As others have mentioned, items inside of the 'nav' element should be navigational links. The logo could click to home, so it could be considered a navigational link (although this might not a little unusual), while other elements (such as a non-link page title, paragraph text, a date or some other non-navigational content) would be invalid.

Using semantic html properly is very important for the machine technologies that read your code. This applies to screen readers, SEO crawlers and even browsers. As someone else had mentioned, the time element is meant to include content in a machine readable format - this way it can be added to a users calendar with a simple click (in some devices/browsers), as well as be announced as a time element to screen readers and other tech that might leverage it. Putting non-date/time content in that block will prohibit that functionality. In other examples, breaking the semantic best practices will cause your app to become less accessible and/or less SEO friendly.

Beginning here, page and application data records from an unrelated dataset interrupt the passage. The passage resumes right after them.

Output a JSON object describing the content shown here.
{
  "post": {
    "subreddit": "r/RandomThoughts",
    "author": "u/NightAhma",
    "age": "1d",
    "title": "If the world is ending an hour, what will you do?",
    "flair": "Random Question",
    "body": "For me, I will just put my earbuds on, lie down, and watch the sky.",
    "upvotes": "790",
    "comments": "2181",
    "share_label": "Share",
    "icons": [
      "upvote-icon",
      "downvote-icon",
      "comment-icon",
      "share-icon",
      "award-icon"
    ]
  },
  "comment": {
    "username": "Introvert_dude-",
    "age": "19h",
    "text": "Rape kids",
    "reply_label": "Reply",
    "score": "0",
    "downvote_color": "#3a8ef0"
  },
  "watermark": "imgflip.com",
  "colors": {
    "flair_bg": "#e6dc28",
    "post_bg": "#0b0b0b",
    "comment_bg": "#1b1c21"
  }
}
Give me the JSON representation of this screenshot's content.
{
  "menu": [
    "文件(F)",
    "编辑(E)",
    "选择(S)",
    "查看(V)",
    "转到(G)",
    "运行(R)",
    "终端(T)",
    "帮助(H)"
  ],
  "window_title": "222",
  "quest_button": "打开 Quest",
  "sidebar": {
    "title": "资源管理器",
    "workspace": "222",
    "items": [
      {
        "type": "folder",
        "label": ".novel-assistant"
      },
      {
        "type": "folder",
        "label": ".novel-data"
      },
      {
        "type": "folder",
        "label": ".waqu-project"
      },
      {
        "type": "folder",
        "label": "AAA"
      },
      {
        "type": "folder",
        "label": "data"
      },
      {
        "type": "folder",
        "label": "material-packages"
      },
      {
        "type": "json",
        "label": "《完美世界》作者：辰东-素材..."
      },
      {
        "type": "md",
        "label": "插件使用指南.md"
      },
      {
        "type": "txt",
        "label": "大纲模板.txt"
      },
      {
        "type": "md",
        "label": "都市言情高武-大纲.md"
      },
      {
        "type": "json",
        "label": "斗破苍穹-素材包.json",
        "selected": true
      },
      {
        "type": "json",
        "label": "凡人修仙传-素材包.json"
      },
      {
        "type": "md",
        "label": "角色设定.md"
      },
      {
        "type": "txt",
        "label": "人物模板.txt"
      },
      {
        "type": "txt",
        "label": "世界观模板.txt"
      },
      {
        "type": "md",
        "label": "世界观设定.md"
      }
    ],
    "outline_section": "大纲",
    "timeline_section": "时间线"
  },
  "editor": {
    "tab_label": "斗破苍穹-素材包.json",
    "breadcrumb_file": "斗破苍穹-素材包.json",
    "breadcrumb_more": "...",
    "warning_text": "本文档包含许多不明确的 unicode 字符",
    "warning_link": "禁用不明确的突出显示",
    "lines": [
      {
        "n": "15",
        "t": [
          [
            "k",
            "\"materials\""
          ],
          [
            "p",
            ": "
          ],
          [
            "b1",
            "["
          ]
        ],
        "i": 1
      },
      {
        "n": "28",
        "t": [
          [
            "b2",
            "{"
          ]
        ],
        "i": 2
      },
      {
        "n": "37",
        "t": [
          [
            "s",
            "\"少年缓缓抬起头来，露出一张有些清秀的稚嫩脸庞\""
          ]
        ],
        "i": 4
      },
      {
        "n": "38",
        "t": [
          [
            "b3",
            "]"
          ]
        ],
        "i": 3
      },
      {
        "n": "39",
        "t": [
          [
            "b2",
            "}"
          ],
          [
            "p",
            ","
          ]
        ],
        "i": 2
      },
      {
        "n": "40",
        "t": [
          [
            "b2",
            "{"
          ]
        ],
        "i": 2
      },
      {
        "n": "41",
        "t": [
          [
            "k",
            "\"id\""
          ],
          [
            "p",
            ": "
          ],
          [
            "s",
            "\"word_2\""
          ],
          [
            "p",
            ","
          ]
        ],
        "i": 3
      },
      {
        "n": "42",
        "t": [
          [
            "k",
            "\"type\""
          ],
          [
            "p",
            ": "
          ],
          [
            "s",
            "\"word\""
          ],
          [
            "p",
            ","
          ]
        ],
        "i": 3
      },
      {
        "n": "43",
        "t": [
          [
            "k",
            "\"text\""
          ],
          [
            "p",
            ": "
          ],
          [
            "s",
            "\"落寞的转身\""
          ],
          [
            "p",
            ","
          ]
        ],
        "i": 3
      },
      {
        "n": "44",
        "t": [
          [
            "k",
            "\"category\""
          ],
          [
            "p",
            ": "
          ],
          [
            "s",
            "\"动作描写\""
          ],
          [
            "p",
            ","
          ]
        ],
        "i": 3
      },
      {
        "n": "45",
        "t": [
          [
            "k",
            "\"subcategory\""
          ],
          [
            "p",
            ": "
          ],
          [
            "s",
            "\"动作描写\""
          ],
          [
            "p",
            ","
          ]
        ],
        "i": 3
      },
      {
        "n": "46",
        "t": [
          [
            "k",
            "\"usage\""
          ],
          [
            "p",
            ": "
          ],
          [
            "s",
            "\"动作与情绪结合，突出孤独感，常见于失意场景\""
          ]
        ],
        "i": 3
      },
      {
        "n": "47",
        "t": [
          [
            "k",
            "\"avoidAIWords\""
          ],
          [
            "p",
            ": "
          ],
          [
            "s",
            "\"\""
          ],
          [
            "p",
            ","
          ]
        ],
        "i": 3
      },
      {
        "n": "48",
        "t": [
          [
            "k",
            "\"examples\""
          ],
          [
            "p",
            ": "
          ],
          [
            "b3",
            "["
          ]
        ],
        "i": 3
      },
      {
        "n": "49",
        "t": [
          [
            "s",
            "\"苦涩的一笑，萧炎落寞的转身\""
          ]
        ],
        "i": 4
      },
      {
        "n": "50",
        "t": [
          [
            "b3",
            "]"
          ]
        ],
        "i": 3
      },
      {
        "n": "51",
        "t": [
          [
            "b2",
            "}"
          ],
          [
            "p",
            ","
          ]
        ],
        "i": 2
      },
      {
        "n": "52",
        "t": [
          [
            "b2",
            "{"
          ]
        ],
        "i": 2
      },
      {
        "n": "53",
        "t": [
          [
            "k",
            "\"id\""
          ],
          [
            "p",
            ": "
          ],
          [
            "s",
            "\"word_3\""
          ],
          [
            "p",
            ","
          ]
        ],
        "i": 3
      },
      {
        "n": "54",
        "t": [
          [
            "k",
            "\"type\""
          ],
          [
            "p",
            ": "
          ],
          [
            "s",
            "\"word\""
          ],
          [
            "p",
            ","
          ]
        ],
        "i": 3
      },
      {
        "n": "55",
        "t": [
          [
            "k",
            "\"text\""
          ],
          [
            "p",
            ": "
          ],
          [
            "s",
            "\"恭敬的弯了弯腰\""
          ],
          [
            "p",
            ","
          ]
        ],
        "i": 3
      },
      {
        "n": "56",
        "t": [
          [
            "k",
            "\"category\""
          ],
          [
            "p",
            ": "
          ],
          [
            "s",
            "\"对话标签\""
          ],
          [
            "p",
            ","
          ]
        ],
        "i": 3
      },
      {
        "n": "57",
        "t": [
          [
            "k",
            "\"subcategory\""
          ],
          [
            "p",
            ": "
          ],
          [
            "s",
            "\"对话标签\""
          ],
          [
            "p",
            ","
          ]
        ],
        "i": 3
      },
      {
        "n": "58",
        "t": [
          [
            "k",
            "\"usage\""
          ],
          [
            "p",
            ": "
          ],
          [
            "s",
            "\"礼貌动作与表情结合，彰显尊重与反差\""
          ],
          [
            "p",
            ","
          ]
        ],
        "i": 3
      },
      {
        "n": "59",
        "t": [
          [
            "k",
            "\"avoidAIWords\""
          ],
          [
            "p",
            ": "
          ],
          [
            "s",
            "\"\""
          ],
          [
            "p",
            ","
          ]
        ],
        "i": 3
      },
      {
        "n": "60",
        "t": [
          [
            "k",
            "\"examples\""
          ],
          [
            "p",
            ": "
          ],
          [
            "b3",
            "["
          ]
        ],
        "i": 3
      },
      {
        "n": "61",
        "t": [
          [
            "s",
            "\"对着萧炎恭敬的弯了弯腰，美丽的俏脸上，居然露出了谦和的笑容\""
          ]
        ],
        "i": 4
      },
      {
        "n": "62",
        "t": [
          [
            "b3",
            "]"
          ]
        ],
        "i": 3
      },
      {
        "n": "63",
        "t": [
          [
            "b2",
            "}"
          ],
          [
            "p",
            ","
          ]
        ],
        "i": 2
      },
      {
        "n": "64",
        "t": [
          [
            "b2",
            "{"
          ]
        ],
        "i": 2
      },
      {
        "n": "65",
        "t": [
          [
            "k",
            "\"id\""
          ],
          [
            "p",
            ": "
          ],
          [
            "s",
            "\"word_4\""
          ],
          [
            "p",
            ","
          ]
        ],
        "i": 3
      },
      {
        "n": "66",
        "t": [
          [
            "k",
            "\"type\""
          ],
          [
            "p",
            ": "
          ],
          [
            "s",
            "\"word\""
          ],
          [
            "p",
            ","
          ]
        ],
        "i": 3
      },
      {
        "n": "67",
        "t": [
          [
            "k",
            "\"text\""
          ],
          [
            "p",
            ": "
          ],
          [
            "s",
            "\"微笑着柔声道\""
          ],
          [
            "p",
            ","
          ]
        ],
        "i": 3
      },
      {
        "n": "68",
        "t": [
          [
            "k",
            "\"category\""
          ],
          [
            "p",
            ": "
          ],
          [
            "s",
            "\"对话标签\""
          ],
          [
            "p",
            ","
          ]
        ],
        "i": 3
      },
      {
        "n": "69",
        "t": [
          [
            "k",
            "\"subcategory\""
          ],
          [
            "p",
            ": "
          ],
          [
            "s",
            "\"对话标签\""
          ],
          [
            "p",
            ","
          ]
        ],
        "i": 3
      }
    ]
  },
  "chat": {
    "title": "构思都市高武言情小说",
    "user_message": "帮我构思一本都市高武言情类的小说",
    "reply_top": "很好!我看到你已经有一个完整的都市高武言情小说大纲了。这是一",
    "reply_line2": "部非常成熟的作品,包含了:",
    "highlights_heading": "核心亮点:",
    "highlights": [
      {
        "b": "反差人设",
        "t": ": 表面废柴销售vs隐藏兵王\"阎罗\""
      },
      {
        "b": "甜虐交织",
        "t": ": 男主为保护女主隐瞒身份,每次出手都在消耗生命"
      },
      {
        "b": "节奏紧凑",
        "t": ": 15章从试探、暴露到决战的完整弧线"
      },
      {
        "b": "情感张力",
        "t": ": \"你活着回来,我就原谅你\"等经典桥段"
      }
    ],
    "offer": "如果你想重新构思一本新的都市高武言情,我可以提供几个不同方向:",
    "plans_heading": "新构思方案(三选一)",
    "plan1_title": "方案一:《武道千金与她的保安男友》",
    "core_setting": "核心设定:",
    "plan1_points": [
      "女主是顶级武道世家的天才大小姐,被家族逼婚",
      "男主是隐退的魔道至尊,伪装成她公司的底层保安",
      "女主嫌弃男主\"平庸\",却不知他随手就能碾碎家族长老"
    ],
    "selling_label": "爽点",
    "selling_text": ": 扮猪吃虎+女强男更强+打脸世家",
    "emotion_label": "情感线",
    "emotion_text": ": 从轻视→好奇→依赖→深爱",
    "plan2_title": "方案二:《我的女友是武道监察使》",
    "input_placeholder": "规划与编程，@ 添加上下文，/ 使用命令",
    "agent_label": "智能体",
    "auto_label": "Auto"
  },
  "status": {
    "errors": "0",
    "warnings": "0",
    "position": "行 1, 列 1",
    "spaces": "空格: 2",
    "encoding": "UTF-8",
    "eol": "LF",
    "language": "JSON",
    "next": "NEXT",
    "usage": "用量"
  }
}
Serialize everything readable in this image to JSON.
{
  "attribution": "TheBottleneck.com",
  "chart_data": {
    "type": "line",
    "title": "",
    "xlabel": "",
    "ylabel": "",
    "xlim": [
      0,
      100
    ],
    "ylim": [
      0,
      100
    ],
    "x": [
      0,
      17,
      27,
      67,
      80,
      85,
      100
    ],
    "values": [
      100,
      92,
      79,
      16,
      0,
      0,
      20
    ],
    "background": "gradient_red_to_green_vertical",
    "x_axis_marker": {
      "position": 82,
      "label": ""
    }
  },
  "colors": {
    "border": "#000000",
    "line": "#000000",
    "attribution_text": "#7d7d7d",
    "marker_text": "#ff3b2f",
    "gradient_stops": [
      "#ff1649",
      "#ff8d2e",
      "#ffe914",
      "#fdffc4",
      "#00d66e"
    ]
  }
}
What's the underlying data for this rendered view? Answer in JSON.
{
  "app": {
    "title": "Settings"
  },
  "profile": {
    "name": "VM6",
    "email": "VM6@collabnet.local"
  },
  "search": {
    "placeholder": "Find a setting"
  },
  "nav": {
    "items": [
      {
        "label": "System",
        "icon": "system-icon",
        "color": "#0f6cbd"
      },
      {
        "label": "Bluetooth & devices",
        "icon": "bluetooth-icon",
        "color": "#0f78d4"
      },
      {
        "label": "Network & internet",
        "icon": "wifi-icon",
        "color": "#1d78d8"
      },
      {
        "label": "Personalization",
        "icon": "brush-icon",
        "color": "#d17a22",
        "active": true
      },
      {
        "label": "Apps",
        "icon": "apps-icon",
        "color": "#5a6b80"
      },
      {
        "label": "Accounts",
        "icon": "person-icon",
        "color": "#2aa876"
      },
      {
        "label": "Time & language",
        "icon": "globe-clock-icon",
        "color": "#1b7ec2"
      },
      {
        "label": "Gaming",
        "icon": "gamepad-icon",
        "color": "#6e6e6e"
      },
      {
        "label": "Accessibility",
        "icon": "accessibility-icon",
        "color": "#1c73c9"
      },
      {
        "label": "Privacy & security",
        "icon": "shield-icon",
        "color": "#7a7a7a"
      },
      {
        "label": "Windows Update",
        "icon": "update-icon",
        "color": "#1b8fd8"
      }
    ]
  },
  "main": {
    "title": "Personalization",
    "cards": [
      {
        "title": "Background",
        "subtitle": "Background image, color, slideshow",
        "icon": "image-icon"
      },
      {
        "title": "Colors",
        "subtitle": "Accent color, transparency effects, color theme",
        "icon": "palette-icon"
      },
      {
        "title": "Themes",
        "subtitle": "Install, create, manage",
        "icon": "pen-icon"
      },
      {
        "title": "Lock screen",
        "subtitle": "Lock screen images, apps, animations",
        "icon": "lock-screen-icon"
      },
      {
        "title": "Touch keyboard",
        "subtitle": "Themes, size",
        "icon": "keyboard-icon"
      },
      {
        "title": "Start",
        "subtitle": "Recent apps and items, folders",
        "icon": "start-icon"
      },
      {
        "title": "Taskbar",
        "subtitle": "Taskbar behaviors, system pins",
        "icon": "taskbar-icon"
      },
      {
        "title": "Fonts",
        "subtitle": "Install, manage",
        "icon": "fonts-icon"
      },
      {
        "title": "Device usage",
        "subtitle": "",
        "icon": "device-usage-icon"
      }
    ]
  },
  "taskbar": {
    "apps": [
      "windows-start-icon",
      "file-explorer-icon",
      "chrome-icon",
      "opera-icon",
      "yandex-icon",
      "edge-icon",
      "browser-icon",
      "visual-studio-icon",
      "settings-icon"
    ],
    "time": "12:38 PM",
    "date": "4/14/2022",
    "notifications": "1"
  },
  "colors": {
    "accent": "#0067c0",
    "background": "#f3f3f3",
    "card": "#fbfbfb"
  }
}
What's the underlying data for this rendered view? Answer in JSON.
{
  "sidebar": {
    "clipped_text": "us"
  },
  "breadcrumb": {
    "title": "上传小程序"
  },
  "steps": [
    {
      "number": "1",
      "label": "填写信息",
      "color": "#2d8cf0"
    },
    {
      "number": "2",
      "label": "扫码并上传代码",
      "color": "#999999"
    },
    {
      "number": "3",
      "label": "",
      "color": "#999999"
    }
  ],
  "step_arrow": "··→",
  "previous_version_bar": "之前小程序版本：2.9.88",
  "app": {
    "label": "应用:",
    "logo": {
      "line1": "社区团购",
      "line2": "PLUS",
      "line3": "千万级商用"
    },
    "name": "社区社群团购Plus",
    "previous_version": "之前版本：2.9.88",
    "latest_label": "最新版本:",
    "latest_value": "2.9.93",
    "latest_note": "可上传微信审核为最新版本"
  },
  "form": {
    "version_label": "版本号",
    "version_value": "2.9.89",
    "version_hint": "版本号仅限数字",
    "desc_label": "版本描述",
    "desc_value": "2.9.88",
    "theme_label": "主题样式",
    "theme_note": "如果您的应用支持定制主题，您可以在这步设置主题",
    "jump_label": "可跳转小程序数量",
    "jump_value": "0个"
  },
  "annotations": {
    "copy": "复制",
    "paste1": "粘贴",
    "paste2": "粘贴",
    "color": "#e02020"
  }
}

This is a Success criteria covered by the WCAG (Web Content Accessibility Guidelines): WCAG - Using semantic elements to mark up structure

  • Thanks for your answer. With regard to what you are saying about machine readable formats I completely understand, but then how do they gather context? Say for example I have <time>15:00</time> - how does Google know what that relates to without supplementary information? – Luke Sep 25 '16 at 16:03
  • @Luke It's hard to say how Google will know what to do with your time example without additional context, but this actually helps illustrate how having proper semantics throughout your document will help with context. If you have a list of events in an <aside> element that has <time>15:00</time> in it, it will likely be ranked as less relevant to having the same element used in the body of an <article>, say under the <h1> tag. Google uses your semantics to break up the document and deliver the most relevant results based on the context of your page. Well coded pages will benefit most. – Skerrvy Sep 26 '16 at 13:09
0

Personally I think is better for both SEO and accessibility to keep the content of the nav related to navigation elements, that is the expectation and the usage of that html tag even if is not invalid html having other mark up inside.

To provide you with an actual example of where that approach might cause some issues, some websites provide the possibility for users that can't use a mouse to skip directly to some sections of a webpage with the tab key, thanks to "Skip Navigation" Links hidden in the very top of the page, http://webaim.org/techniques/skipnav/. In this scenario the expectation of the user is to than navigate straight away the menu items, however if there is extra mark up before it might get stuck tabbing through all those other elements before reaching the links.

Hope this helps

  • That is an interesting read. Based on that, if you use a fixed top navigation, you might benefit from putting it at the end of the markup. It would still show where it was meant to, but not be a lengthy hurdle for screen readers at the beginning of the page. – Luke Sep 16 '16 at 17:02
0

The <nav> wrapper is meant to designate major blocks of navigation links. It will accept any tag that falls in the "flow content" category.

There's nothing in the spec that specifically prohibits putting an icon in there, but unless the logo is a clickable link (as it often is) I would suggest leaving it outside the nav tag.

  • I'm not referring specifically to having a logo in there, the logo was just an example of additional content that doesn't pertain to navigation. – Luke Sep 16 '16 at 3:47
  • In that case it should be ommitted/placed outside the <nav> element. The idea is that anything in there should reference another page/element. What might happen if you include things in there, is that screen readers may skip rendering content placed in the <nav> and you could possibly lose content to that sectioning. <nav>is used for exclusion of content so I personally try to keep important parts of my page out of it. – user5450821 Sep 16 '16 at 4:08

Your Answer

By clicking “Post Your Answer”, you agree to our terms of service, privacy policy and cookie policy

Not the answer you're looking for? Browse other questions tagged or ask your own question.